I’ve always wondered what it means to love “like a rock.” Does it mean that the love itself is rock-like: round? heavy? flecked with mica? Or that you love someone the way you love a rock? Or perhaps it means to love the way a rock would love…
"Red as blood, white as snow, black as a raven's wing…." These three colors appear again and again in folklore the world over, but why? What is it about this triad that exerts such power on our collective imaginations?
This series began with childhood memories of chilly winter nights. As a kid, I remember how the cold seemed to contract around you, drawing you closer to loved ones, making your world seem small enough to hold in the palm of your hand... There was a comfort in having nowhere to go and nothing to do, but also a restlessness and excitement to know that outside, a winter storm was raging.
Birches have long been a symbol of new beginnings -- they're a pioneer species, one of the first to regrow in an area after a natural disaster, and their bark contains oils that make it especially good for kindling life-giving fires in the hearth (and heart) during the coldest, darkest months of the year.
I am writing you
the way a gazelle
must grow ever sleeker
the indelicate jaws
of the lion.
Even just a few days in Santa Fe can leave me speechless...
Partly because I'm parched -- my rain-soaked soul, so used to wandering the misty shores of Puget Sound, rebels against the high elevation and incredibly dry climate... But mostly because, in the midst of the desert, the astounding color and diversity of human culture overwhelms me with amazement and gratitude.

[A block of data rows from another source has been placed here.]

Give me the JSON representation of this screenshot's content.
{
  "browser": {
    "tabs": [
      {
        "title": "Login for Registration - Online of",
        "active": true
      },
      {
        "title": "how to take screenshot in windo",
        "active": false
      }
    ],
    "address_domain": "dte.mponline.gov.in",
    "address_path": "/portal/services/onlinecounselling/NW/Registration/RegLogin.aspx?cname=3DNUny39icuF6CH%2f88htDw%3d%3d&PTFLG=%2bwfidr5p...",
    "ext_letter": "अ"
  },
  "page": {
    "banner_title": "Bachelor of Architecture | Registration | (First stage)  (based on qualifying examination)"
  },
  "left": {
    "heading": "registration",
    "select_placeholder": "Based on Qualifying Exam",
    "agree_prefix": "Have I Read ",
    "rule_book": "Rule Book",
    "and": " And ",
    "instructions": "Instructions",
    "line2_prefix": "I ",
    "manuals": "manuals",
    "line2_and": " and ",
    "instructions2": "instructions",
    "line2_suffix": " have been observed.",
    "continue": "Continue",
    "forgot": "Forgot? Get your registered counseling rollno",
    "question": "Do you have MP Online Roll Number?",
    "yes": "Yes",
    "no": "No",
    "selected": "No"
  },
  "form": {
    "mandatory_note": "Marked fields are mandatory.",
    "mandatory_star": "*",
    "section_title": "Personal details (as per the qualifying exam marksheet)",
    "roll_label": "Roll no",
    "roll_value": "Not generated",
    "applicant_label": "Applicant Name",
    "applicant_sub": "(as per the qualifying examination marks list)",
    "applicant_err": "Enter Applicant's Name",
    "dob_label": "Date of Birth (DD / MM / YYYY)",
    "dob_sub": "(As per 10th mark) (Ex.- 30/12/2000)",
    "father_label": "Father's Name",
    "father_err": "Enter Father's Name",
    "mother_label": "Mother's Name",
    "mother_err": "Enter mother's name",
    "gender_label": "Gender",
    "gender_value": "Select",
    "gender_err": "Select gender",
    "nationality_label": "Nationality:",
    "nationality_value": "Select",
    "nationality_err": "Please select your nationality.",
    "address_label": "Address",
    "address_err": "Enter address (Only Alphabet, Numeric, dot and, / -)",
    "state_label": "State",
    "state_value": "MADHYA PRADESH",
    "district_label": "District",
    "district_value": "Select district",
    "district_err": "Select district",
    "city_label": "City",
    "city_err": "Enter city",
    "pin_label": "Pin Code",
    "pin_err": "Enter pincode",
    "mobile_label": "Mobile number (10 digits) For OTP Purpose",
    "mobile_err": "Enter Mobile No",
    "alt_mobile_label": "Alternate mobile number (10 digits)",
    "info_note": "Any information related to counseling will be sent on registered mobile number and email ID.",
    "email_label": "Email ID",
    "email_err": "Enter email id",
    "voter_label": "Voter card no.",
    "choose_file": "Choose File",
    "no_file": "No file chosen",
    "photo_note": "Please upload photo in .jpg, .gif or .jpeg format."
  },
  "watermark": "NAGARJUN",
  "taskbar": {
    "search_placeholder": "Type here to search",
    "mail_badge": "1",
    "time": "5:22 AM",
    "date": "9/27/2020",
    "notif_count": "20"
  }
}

Inside Out is a modern-day story of the shamanic journey into the Otherworld, a journey of both self-recovery and self-discovery. Does sadness have a purpose? Is it just a "negative" emotion that helps joy shine more brightly? That's the question that this movie challenges us to explore, and the answer is more complex than you might expect!
In light of recent events and discussions, I wanted to share this essay as a robust defense of the sacred value of art, poetry and satire within both our theological explorations and our political discourse. It is my view that ambivalence itself can be sacred, for it opens us to authentic experiences of others which may be unexpected or challenging, and so we can appreciate this ambivalence and the art forms that express it as powerful and meaningful aspects of our relationship with the numinous, and with each other.
It all started this past winter solstice when Jeff's youngest daughter told us that she was going to be a dentist.
Actually, what she said was that she guessed she'd have to be a dentist, because everybody knows you can't make a living as an artist.
Our heads kind of exploded at that point, so what happened next was a bit of a blur. I vaguely remember sitting her down at the kitchen table and asking her why this sudden about-face -- she'd been talking about wanting to be an artist for the last several years which, for a nine-year-old, is almost a lifetime. I remember treading carefully, lest I inadvertently suggest that being a dentist wasn't perfectly okay, too, if that's what she really wanted. The world needs good dentists, after all. But what the world doesn't need is a grumpy, jaded dentist who's secretly always wanted to be an artist instead. That doesn't end well for anyone.
When my friend Carl McColman says that language is tricky, and that God is bigger than the limits of the human mind, we might imagine our words are just so many rigged-up rubber bands, paper clips and packing tape with which we are, MacGyver-style, trying to capture a wild and mighty wind.
Yet our words are our own breath given form by our body and its movements, and where else have we drawn that breath but from the winds themselves? Our speaking is a shaping of the wind within us, released back into the wild to work its way into someone else's body, moving with the ebb and flow of sound waves, pressing in against their eardrums, stirring the tiny hairs of their skin.
To talk about language this way is to break out of the metaphor of objects and containers, and to see words as experiences in themselves.